Leading researchers: time management

Both leadership and management take time, so too do managing individual difference and motivating people. Managing people is a time-consuming business.

Although the focus of these resources is leadership and management, there is a third aspect of the PI role that should not be overlooked; the adminstration associated with running your project. 

When thinking about managing your time, it can be helpful to analyse your job into  these three types of task.

Getting the paperwork done Getting people to do things right Getting people to want to do the right things

In time management terms these three types of task are associated with different pressures. Leadership, for instance, seldom feels urgent; administration may well do. People will complain if you don't sign their conference approval forms, you are very unlikely to hear anyone say, "but you haven't led me this week".  However, all three task groups need doing -  though not necessarily always by you.

What you may find is that but the pressures from your colleagues and from the administrative systems that you  need to engage with will pull you toward the urgent tasks, the ones that 'won't wait', and you may end up neglecting the important tasks.
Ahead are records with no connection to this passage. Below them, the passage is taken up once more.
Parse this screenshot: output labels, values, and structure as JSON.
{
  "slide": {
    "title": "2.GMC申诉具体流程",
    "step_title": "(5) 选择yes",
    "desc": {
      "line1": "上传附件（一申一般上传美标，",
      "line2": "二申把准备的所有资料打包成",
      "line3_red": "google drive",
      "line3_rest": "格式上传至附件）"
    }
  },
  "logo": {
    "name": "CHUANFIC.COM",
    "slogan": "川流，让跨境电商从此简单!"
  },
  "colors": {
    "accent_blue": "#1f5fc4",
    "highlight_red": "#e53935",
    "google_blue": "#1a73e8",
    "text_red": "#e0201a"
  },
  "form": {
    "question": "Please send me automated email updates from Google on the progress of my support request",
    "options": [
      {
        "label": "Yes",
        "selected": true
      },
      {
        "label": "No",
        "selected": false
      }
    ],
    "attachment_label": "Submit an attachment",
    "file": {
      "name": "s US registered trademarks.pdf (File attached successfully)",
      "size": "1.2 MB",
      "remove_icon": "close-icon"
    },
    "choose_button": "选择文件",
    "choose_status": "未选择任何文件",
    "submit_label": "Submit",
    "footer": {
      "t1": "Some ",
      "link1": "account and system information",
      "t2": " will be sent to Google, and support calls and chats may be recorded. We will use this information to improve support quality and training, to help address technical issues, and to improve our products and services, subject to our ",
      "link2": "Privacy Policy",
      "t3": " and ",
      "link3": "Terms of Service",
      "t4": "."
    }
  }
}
To make time to carry out your leadership responsibilities fully and effectively, you might consider what adminstrative and even management tasks you may be able to delegate to members of your team.  Not only will this free up some of your time, it will give your staff useful experience in broader aspects of the project. There is more guidance about delegating here.


With the ideas from this section in mind, consider your leadership and management role.

Use the traffic lights system below to help you think about what you're going to do more or less of in the future.

traffic light model

And finally, some time management tips:

  • make sure you make time for the things that only you can do
  • look after yourself, you're no use to anyone if you're not fit and well
  • maintain your networks, they make your job much easier
  • operate on the 'good enough is good enough' principle but work out very carefully how good 'good enough' is
  • never say "yes" in the corridor
  • make time for people but don't let them waste your time
  • develop a coaching style of management so that people learn to solve their own problems
  • make time for fun.